Task details: Go through the records that follow and tally the lines with "value" in them; answer with the number alone.
Supplied material Block Start
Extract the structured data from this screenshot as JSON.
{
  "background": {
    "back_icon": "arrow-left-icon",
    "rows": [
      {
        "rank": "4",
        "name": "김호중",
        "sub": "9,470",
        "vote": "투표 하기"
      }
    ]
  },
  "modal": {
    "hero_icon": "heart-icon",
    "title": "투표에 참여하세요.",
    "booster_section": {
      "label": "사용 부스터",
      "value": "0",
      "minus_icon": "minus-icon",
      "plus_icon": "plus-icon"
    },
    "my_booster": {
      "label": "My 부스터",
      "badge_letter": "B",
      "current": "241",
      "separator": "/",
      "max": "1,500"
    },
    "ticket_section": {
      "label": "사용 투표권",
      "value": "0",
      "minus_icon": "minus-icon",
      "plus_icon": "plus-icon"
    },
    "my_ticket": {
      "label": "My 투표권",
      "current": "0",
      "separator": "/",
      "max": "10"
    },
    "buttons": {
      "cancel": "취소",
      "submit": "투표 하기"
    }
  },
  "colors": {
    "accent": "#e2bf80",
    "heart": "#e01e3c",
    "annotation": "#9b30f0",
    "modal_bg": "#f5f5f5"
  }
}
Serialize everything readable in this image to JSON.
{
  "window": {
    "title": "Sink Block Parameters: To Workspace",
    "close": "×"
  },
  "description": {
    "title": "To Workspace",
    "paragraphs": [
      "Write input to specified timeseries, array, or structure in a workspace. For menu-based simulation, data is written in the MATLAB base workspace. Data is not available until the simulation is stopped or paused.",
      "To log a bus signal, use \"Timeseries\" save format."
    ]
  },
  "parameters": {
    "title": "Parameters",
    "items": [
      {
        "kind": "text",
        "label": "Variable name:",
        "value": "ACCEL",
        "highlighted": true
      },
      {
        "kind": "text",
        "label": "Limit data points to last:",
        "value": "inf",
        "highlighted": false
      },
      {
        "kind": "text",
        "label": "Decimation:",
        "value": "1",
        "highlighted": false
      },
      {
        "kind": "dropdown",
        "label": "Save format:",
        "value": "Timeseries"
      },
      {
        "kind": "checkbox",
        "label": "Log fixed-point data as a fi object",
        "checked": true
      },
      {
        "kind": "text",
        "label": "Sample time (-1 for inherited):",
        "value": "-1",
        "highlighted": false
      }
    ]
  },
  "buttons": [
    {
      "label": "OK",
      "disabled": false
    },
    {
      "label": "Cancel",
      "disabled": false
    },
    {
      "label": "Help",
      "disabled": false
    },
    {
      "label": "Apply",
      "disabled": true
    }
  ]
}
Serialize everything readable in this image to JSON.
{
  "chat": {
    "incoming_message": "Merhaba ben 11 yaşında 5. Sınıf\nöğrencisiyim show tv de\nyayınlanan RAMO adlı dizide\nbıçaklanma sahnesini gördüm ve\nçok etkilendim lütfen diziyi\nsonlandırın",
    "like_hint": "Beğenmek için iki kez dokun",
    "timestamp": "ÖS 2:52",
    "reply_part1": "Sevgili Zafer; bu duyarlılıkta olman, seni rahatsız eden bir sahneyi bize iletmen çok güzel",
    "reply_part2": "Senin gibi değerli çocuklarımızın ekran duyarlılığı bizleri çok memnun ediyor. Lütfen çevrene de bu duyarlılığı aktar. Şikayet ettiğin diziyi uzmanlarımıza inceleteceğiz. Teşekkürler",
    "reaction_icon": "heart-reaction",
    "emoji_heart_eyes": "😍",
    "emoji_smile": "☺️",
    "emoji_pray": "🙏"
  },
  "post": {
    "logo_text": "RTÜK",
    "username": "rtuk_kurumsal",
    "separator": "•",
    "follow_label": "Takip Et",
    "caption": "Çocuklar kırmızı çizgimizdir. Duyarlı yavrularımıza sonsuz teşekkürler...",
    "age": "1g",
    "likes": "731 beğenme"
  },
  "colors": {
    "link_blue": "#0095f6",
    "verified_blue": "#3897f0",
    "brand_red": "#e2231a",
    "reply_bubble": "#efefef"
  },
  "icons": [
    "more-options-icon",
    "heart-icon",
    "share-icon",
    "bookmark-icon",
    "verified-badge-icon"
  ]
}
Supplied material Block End
Task result: 7